Friday, October 21, 2011

Nonfiction | Lost in the Amazon


After a long Anna Karenina-filled end of summer, my Idlewild book club decided on something a little lighter for our October meeting. Enter, the nonfiction bestseller, The Lost City of Z by David Grann. Grann is a writer at The New Yorker, and this first book of his led him deep into the Amazon to investigate the 1925 disappearance of explorer Colonel Percy Fawcett.

Fawcett’s story is notorious. One of the last “gentlemen explorers” of the 20th century, Fawcett was a member of the Royal Geographic Society, an organization that sent explorers to map unknown parts of the world for the advancement of geographical sciences. First of all, take that in for a minute. Less than a hundred years ago, there were still parts of the world unmapped. It’s not a fact easily comprehendible, when we live in a world in which I can currently perform a live street view search via Internet on my suburban house 800 miles away.

Fawcett took several trips to and through the Amazon in his day to map its unchartered abyss, but his 1925 expedition is unquestionably his most famous…because he never returned. Accompanied by his son Jack and Jack’s lifelong friend Raleigh Rimmel, Fawcett entered the forest on a quest for Z, a lost city of grandeur he believed to have been hidden deep in the Amazon.

Imagine this: no phones, no satellites, no GPS, no Gore-tex, no Off, no modern gadgets for ease and convenience. You have none of these things and you’re entering an unmapped territory, populated by possibly hostile natives, where nature rules. And let me tell you, Grann makes it clear that nature is nothing to mess around with—so many bugs that can invade your skin and body, viruses and bacteria that invade your body and mind, things so disgusting that you’ll cringe as you read their attacks on explorers. WHY WOULD YOU SUBJECT YOURSELF TO THAT?

Fawcett wasn’t the first to quest for a lost city. The legend of El Dorado long preceded Fawcett and his crew, but Fawcett believed he’d found proof, had faith, and was just antsy enough to keep trying. A lot of worldwide speculation has been made since Fawcett began his trek in 1925 and never returned—did he die of hunger? Was he killed by natives? Has he been held hostage? Did he decide to stay in the jungle? Grann uses our modern tools of the 21st century to try and follow Fawcett’s path, find out Fawcett’s fate, and see if there ever was a Z that existed.

That all was more of a summary than a review, but that’s kinda how it goes with this book. It’s a fascinating piece of ‘armchair travel’ nonfiction, one of those stories that’s gonna make you want to Google everything and find out more information as you read it. It’s got some good ideas to discuss…like what drives a person to such a quest? And can man ever really conquer nature? Does it need to? Should it? Living in a world that feels pretty domesticated, we’re reminded by The Lost City of Z that nature is King. It’s no joke; it can chew us up, spit us out, and make it look like we never existed—an idea further explored in Alan Weisman’s The World Without Us.
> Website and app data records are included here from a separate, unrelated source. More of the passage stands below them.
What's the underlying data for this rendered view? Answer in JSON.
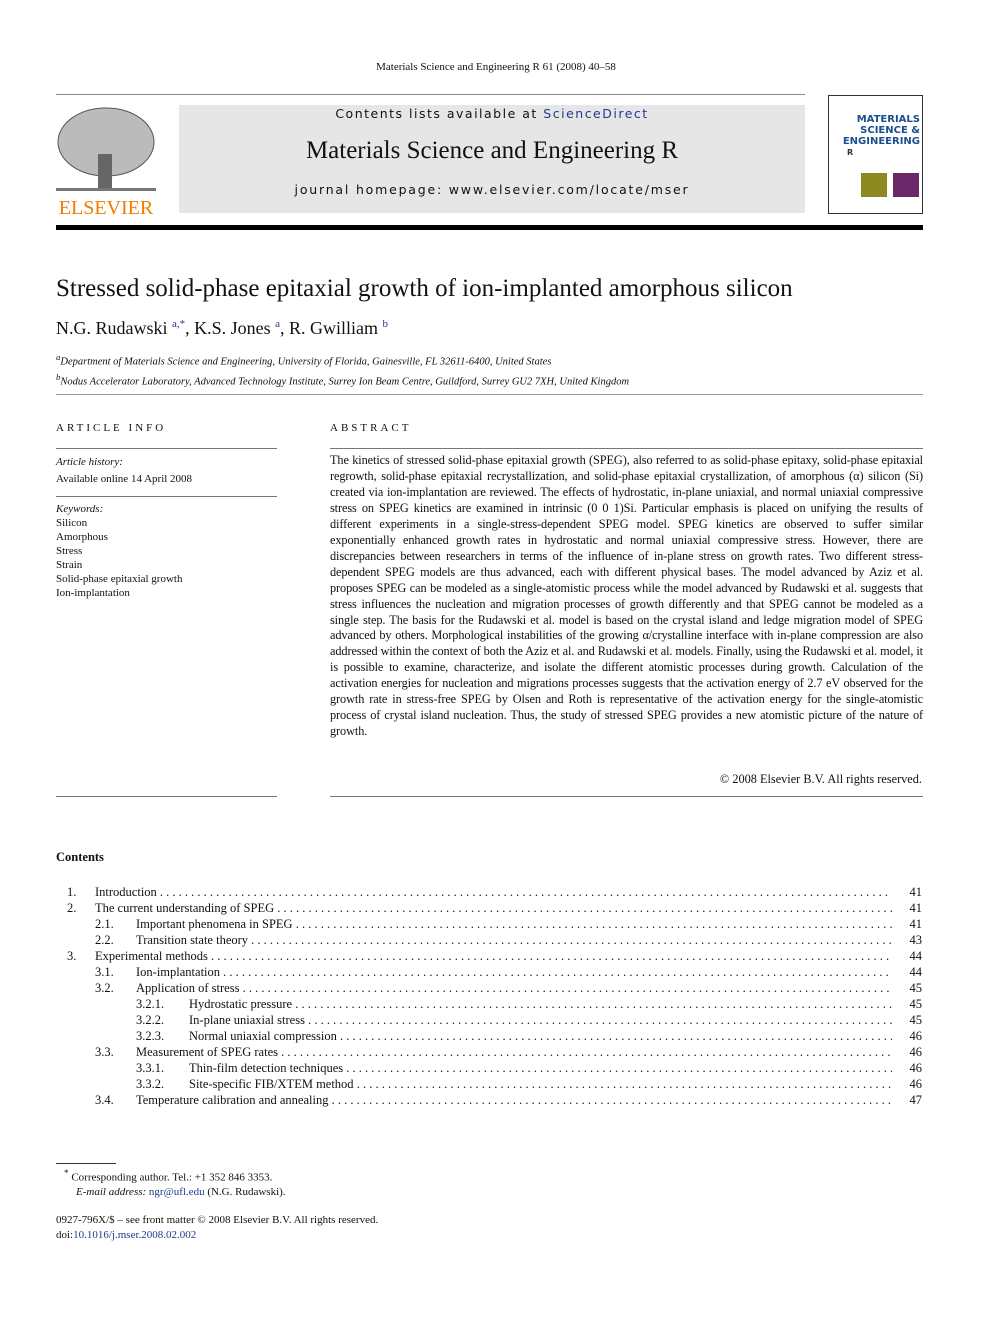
{
  "running_header": "Materials Science and Engineering R 61 (2008) 40–58",
  "journal": {
    "contents_prefix": "Contents lists available at ",
    "sciencedirect": "ScienceDirect",
    "name": "Materials Science and Engineering R",
    "homepage": "journal homepage: www.elsevier.com/locate/mser",
    "publisher": "ELSEVIER",
    "cover_title": [
      "MATERIALS",
      "SCIENCE &",
      "ENGINEERING"
    ],
    "cover_letter": "R"
  },
  "article": {
    "title": "Stressed solid-phase epitaxial growth of ion-implanted amorphous silicon",
    "authors": [
      {
        "name": "N.G. Rudawski",
        "sup": "a,*"
      },
      {
        "name": "K.S. Jones",
        "sup": "a"
      },
      {
        "name": "R. Gwilliam",
        "sup": "b"
      }
    ],
    "affiliations": [
      {
        "sup": "a",
        "text": "Department of Materials Science and Engineering, University of Florida, Gainesville, FL 32611-6400, United States"
      },
      {
        "sup": "b",
        "text": "Nodus Accelerator Laboratory, Advanced Technology Institute, Surrey Ion Beam Centre, Guildford, Surrey GU2 7XH, United Kingdom"
      }
    ]
  },
  "article_info": {
    "heading": "ARTICLE INFO",
    "history_label": "Article history:",
    "history": "Available online 14 April 2008",
    "keywords_label": "Keywords:",
    "keywords": [
      "Silicon",
      "Amorphous",
      "Stress",
      "Strain",
      "Solid-phase epitaxial growth",
      "Ion-implantation"
    ]
  },
  "abstract": {
    "heading": "ABSTRACT",
    "text": "The kinetics of stressed solid-phase epitaxial growth (SPEG), also referred to as solid-phase epitaxy, solid-phase epitaxial regrowth, solid-phase epitaxial recrystallization, and solid-phase epitaxial crystallization, of amorphous (α) silicon (Si) created via ion-implantation are reviewed. The effects of hydrostatic, in-plane uniaxial, and normal uniaxial compressive stress on SPEG kinetics are examined in intrinsic (0 0 1)Si. Particular emphasis is placed on unifying the results of different experiments in a single-stress-dependent SPEG model. SPEG kinetics are observed to suffer similar exponentially enhanced growth rates in hydrostatic and normal uniaxial compressive stress. However, there are discrepancies between researchers in terms of the influence of in-plane stress on growth rates. Two different stress-dependent SPEG models are thus advanced, each with different physical bases. The model advanced by Aziz et al. proposes SPEG can be modeled as a single-atomistic process while the model advanced by Rudawski et al. suggests that stress influences the nucleation and migration processes of growth differently and that SPEG cannot be modeled as a single step. The basis for the Rudawski et al. model is based on the crystal island and ledge migration model of SPEG advanced by others. Morphological instabilities of the growing α/crystalline interface with in-plane compression are also addressed within the context of both the Aziz et al. and Rudawski et al. models. Finally, using the Rudawski et al. model, it is possible to examine, characterize, and isolate the different atomistic processes during growth. Calculation of the activation energies for nucleation and migrations processes suggests that the activation energy of 2.7 eV observed for the growth rate in stress-free SPEG by Olsen and Roth is representative of the activation energy for the single-atomistic process of crystal island nucleation. Thus, the study of stressed SPEG provides a new atomistic picture of the nature of growth.",
    "copyright": "© 2008 Elsevier B.V. All rights reserved."
  },
  "contents": {
    "heading": "Contents",
    "items": [
      {
        "num": "1.",
        "title": "Introduction",
        "page": "41",
        "level": 0
      },
      {
        "num": "2.",
        "title": "The current understanding of SPEG",
        "page": "41",
        "level": 0
      },
      {
        "num": "2.1.",
        "title": "Important phenomena in SPEG",
        "page": "41",
        "level": 1
      },
      {
        "num": "2.2.",
        "title": "Transition state theory",
        "page": "43",
        "level": 1
      },
      {
        "num": "3.",
        "title": "Experimental methods",
        "page": "44",
        "level": 0
      },
      {
        "num": "3.1.",
        "title": "Ion-implantation",
        "page": "44",
        "level": 1
      },
      {
        "num": "3.2.",
        "title": "Application of stress",
        "page": "45",
        "level": 1
      },
      {
        "num": "3.2.1.",
        "title": "Hydrostatic pressure",
        "page": "45",
        "level": 2
      },
      {
        "num": "3.2.2.",
        "title": "In-plane uniaxial stress",
        "page": "45",
        "level": 2
      },
      {
        "num": "3.2.3.",
        "title": "Normal uniaxial compression",
        "page": "46",
        "level": 2
      },
      {
        "num": "3.3.",
        "title": "Measurement of SPEG rates",
        "page": "46",
        "level": 1
      },
      {
        "num": "3.3.1.",
        "title": "Thin-film detection techniques",
        "page": "46",
        "level": 2
      },
      {
        "num": "3.3.2.",
        "title": "Site-specific FIB/XTEM method",
        "page": "46",
        "level": 2
      },
      {
        "num": "3.4.",
        "title": "Temperature calibration and annealing",
        "page": "47",
        "level": 1
      }
    ]
  },
  "footnote": {
    "mark": "*",
    "text": "Corresponding author. Tel.: +1 352 846 3353.",
    "email_label": "E-mail address:",
    "email": "ngr@ufl.edu",
    "email_suffix": "(N.G. Rudawski)."
  },
  "footer": {
    "issn": "0927-796X/$ – see front matter © 2008 Elsevier B.V. All rights reserved.",
    "doi_prefix": "doi:",
    "doi": "10.1016/j.mser.2008.02.002"
  }
}
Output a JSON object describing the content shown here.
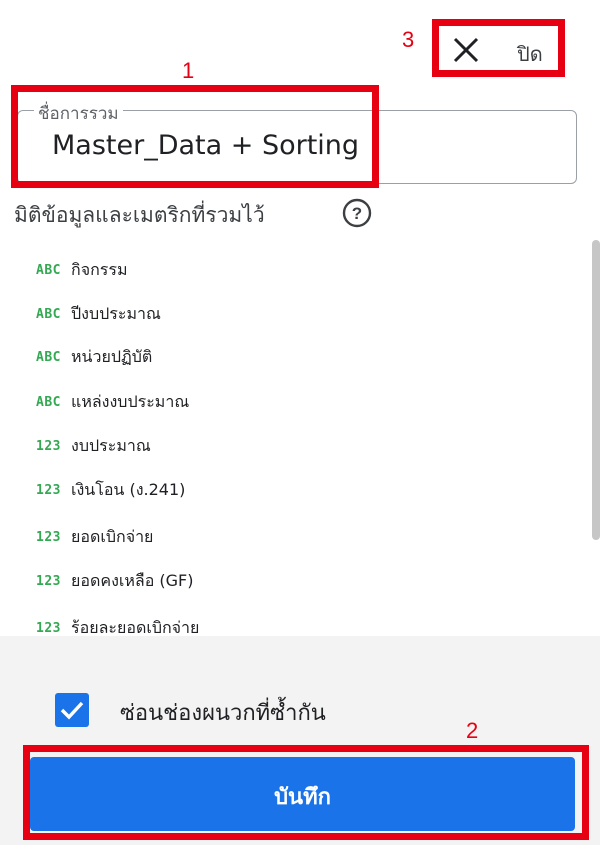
{
  "header": {
    "close_label": "ปิด",
    "close_icon": "close-icon"
  },
  "annotations": {
    "label_1": "1",
    "label_2": "2",
    "label_3": "3"
  },
  "name_field": {
    "label": "ชื่อการรวม",
    "value": "Master_Data + Sorting"
  },
  "section": {
    "title": "มิติข้อมูลและเมตริกที่รวมไว้",
    "help_icon": "help-icon"
  },
  "fields": [
    {
      "type": "ABC",
      "label": "กิจกรรม"
    },
    {
      "type": "ABC",
      "label": "ปีงบประมาณ"
    },
    {
      "type": "ABC",
      "label": "หน่วยปฏิบัติ"
    },
    {
      "type": "ABC",
      "label": "แหล่งงบประมาณ"
    },
    {
      "type": "123",
      "label": "งบประมาณ"
    },
    {
      "type": "123",
      "label": "เงินโอน (ง.241)"
    },
    {
      "type": "123",
      "label": "ยอดเบิกจ่าย"
    },
    {
      "type": "123",
      "label": "ยอดคงเหลือ (GF)"
    },
    {
      "type": "123",
      "label": "ร้อยละยอดเบิกจ่าย"
    }
  ],
  "options": {
    "hide_duplicate_label": "ซ่อนช่องผนวกที่ซ้ำกัน",
    "hide_duplicate_checked": true
  },
  "footer": {
    "save_label": "บันทึก"
  },
  "colors": {
    "accent": "#1a73e8",
    "annotation": "#e60012",
    "type_icon": "#34a853"
  }
}
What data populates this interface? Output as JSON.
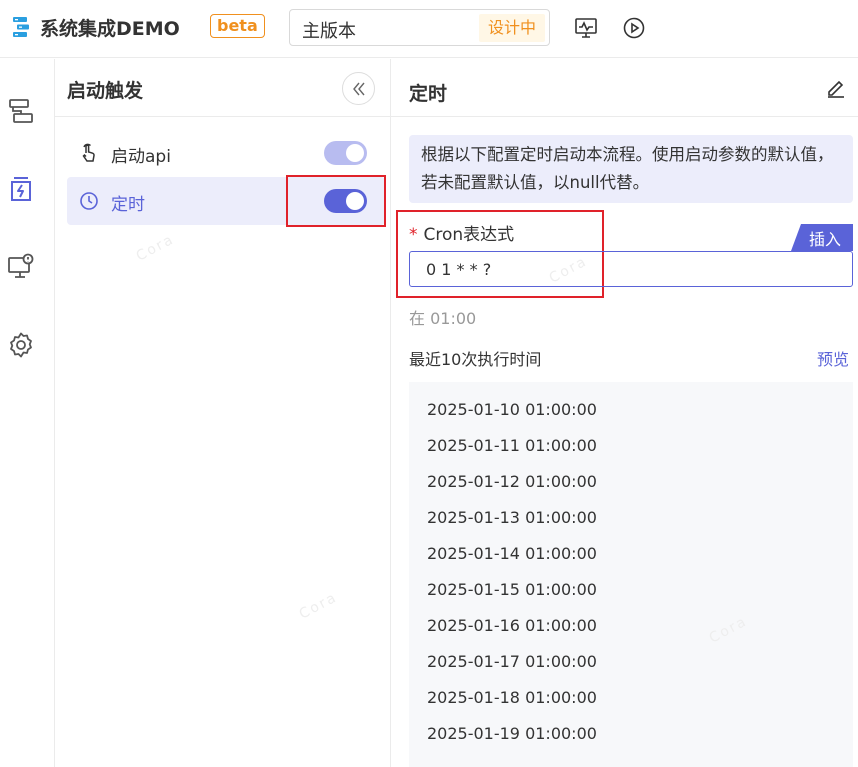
{
  "app": {
    "title": "系统集成DEMO",
    "beta_label": "beta",
    "version_name": "主版本",
    "version_status": "设计中",
    "accent_color": "#5a63d8",
    "warning_color": "#f0901e"
  },
  "header_icons": [
    "monitor-chart-icon",
    "play-circle-icon"
  ],
  "rail": {
    "items": [
      "flow-layout-icon",
      "trigger-lightning-icon",
      "monitor-alert-icon",
      "settings-gear-icon"
    ],
    "active": "trigger-lightning-icon"
  },
  "trigger_panel": {
    "title": "启动触发",
    "items": [
      {
        "label": "启动api",
        "icon": "hand-pointer-icon",
        "enabled": true,
        "switch_disabled": true
      },
      {
        "label": "定时",
        "icon": "clock-icon",
        "enabled": true,
        "selected": true
      }
    ]
  },
  "detail": {
    "title": "定时",
    "info_text": "根据以下配置定时启动本流程。使用启动参数的默认值，若未配置默认值，以null代替。",
    "cron_label": "Cron表达式",
    "required_mark": "*",
    "insert_label": "插入",
    "cron_value": "0 1 * * ?",
    "cron_description": "在 01:00",
    "recent_label": "最近10次执行时间",
    "preview_label": "预览",
    "recent_times": [
      "2025-01-10 01:00:00",
      "2025-01-11 01:00:00",
      "2025-01-12 01:00:00",
      "2025-01-13 01:00:00",
      "2025-01-14 01:00:00",
      "2025-01-15 01:00:00",
      "2025-01-16 01:00:00",
      "2025-01-17 01:00:00",
      "2025-01-18 01:00:00",
      "2025-01-19 01:00:00"
    ]
  },
  "watermark": "Cora"
}
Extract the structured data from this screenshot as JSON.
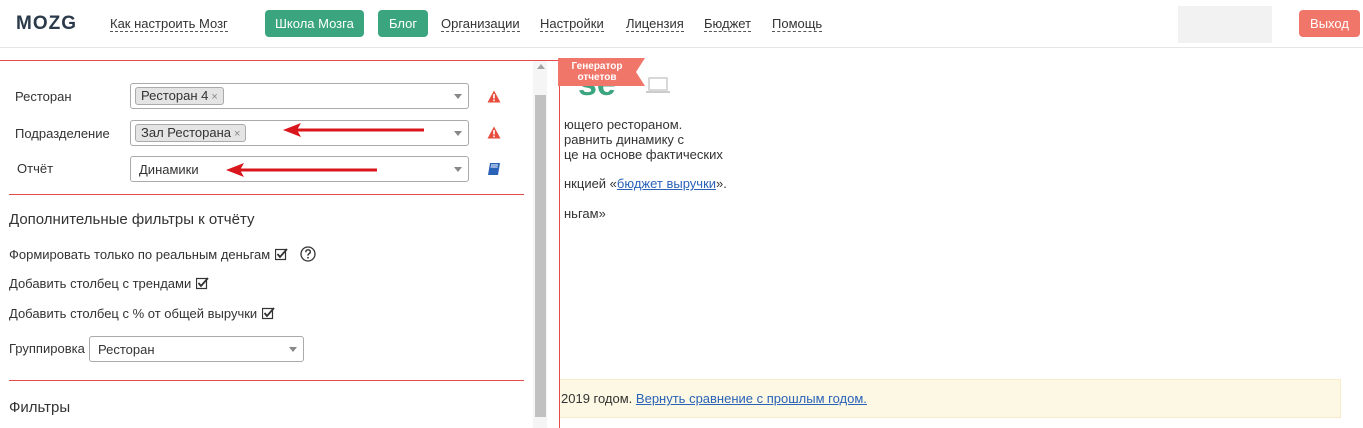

Anyone else read this one?


Jenny said…

I never really had a desire to read this but your review makes it sound crazy! (good). I never really considered that there were parts of the world unmapped possibly with natives there!

Kari said…

I wasn't too thrilled initially about reading it either. A) I think I judged it by the cover because it looks a little cheesy. B) I associated 'Z' with 'World War Z' so there had been this unconscious link with zombies in my head. Therefore, I never would've picked this up on my own, and I'm glad I did. It was a fun read.

steph_h said…

I read this one a few months ago and it's next up to be reviewed on the blog (that's how far behind I am)! I picked it up because the premise sounded really interesting and lately I've been taking a greater interest in reading non-fiction… after Tony read it and raved about it, I knew I needed to actually read it as well!

I wound up having mixed feelings as I definitely found some parts of the story more interesting than others, and I felt like I either wanted it to be a strict narrative that followed Fawcett OR an examination of the Amazon and it's areas, but the blend of the two didn't entirely work for me. Plus there was Grann's own storyline, and personally I just felt like everything got a bit jumbled and sometimes the pacing slowed to a crawl. Overall, though, I did enjoy it… especially all the parts about all the creepy things that can kill you!

Kari said…

I can see how it could feel jumbled. I actually liked how much was thrown in, how many stories were mixed together, but yeah, I wouldn't say it smoothed out the narrative by any means.

Let me know if you have any good non-fiction finds. I'm constantly trying to read more, as well!